man in the gas mask took one of the handguns when he escaped.
But why didn’t he take a rifle?
Why didn’t he take more ammunition?
didn’t want them. Because he doesn’t see himself as a killer. He sees himself
as a savior.
And even though he definitely knows how to
use a gun, he is not interested in these old weapons.
I shake my head.
We leave most of the ammo with Kim, Jack
Kenji says if they are attacked, if the
worst happens, they’ll need to defend the chopper like a castle. Like they are
under siege. Because Jack won’t be able to run. And this means they’ll need
Of the four rifles and three handguns, we
leave two rifles and two hand guns with Kim, Jack and Maria. And the majority
of the ammunition.
We take the rest.
Sarah only has a handgun. A small amount of
bullets. She doesn’t mind.
Kenji and I have a rifle each, but only two
magazines. This is better than nothing, but it’s not a lot. Once we’ve finished
dividing the food and water evenly, we realize how close we will be cutting
There’s no time to waste.
We’ll be out of food in a few days’ time.
Completely out of water.
Sarah starts walking.
And just before we leave, Kim grabs me by
the arm and pulls me to the side.
She warns me about Sarah because she still
doesn’t trust her. “You keep an eye on her,” she whispers. “I still don’t trust
“She got us out,” I say defending her. Even
though she did trick us. Even though she separated us, divided us,
systematically and methodically. It was premeditated. It was calculated and
cold blooded. She had lured Daniel and myself into a false sense of security
and trust, she had lured us into one of the warehouses, trapped us and turned

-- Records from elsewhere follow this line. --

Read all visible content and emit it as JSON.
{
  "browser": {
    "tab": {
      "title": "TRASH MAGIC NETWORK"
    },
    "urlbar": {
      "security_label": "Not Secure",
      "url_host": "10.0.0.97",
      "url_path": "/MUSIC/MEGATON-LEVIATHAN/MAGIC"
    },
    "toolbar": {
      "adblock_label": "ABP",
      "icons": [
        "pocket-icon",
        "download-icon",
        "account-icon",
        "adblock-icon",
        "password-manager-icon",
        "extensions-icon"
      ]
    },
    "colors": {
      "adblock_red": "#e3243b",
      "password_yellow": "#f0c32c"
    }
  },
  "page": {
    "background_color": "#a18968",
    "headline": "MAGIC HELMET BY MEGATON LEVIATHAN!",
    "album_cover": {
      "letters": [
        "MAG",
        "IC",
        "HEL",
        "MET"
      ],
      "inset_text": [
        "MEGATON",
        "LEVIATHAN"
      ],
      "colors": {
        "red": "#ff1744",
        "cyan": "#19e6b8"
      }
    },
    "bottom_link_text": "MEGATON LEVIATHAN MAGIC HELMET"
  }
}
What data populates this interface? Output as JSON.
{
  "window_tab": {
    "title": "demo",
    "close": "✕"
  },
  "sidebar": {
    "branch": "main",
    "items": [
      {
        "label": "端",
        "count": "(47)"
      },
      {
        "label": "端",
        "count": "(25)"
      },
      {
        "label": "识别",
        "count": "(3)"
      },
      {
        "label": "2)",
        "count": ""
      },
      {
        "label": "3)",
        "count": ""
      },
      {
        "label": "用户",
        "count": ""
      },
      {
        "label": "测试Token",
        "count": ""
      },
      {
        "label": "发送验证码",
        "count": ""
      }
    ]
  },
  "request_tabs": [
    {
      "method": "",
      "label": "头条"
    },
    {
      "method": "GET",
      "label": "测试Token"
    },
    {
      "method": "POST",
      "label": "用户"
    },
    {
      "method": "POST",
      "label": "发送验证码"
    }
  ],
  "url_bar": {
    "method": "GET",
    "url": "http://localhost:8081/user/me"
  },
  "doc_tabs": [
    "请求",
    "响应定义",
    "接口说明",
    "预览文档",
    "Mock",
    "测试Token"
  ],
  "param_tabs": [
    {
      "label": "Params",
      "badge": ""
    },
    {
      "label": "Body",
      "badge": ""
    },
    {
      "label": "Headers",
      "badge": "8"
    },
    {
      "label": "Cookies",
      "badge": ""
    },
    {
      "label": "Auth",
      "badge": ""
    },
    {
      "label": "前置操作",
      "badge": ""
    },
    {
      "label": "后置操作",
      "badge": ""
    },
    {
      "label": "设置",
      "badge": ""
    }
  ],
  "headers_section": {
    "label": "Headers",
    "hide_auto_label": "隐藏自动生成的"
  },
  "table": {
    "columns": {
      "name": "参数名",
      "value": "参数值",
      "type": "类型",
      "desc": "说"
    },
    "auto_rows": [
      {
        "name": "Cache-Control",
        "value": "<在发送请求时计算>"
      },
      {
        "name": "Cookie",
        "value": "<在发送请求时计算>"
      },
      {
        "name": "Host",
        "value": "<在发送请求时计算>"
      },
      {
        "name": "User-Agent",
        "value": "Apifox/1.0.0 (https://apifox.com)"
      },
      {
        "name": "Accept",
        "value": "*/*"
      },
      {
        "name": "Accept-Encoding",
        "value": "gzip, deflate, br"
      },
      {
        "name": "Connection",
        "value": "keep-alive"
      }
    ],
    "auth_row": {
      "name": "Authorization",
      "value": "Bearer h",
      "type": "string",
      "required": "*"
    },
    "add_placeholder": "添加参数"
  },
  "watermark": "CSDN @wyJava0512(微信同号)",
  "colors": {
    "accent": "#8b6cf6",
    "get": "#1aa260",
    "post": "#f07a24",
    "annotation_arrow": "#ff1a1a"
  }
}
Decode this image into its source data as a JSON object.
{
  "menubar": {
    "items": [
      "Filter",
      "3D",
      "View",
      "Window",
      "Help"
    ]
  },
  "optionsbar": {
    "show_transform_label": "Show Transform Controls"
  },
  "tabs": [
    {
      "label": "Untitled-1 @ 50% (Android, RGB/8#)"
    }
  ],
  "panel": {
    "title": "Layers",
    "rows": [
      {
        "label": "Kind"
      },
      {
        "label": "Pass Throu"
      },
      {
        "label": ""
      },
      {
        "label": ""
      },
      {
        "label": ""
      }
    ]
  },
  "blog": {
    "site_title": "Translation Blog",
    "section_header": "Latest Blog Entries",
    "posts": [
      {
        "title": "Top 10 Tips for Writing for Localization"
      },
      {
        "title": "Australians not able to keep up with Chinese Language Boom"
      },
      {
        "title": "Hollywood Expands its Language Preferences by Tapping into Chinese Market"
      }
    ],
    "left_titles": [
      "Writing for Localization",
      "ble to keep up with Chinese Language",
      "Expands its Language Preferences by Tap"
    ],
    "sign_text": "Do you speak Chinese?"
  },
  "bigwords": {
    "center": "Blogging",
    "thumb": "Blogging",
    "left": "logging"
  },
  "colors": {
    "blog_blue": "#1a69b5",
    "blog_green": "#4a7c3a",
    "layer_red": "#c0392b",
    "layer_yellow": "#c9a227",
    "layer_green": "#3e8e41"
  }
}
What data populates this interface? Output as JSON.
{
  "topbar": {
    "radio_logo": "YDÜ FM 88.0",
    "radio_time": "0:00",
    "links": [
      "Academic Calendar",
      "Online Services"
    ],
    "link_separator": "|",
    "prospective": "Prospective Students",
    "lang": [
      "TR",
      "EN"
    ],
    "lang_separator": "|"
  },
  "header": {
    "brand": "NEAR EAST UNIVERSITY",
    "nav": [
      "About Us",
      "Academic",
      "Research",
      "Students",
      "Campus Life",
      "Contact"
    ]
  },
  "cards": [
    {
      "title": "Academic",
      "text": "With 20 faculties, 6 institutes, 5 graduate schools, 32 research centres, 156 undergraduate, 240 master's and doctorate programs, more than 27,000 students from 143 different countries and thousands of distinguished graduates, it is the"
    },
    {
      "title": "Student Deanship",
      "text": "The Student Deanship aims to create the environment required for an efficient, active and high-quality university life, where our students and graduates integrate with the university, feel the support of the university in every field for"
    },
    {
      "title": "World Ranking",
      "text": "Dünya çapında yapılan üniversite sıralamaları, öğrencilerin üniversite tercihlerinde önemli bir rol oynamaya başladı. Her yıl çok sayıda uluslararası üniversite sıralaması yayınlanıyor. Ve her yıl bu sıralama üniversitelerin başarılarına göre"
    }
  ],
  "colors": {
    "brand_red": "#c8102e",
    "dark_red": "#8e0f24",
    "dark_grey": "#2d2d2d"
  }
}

us over to the residential sector survivors. She had turned us over to a group
of survivors who had completely lost their humanity.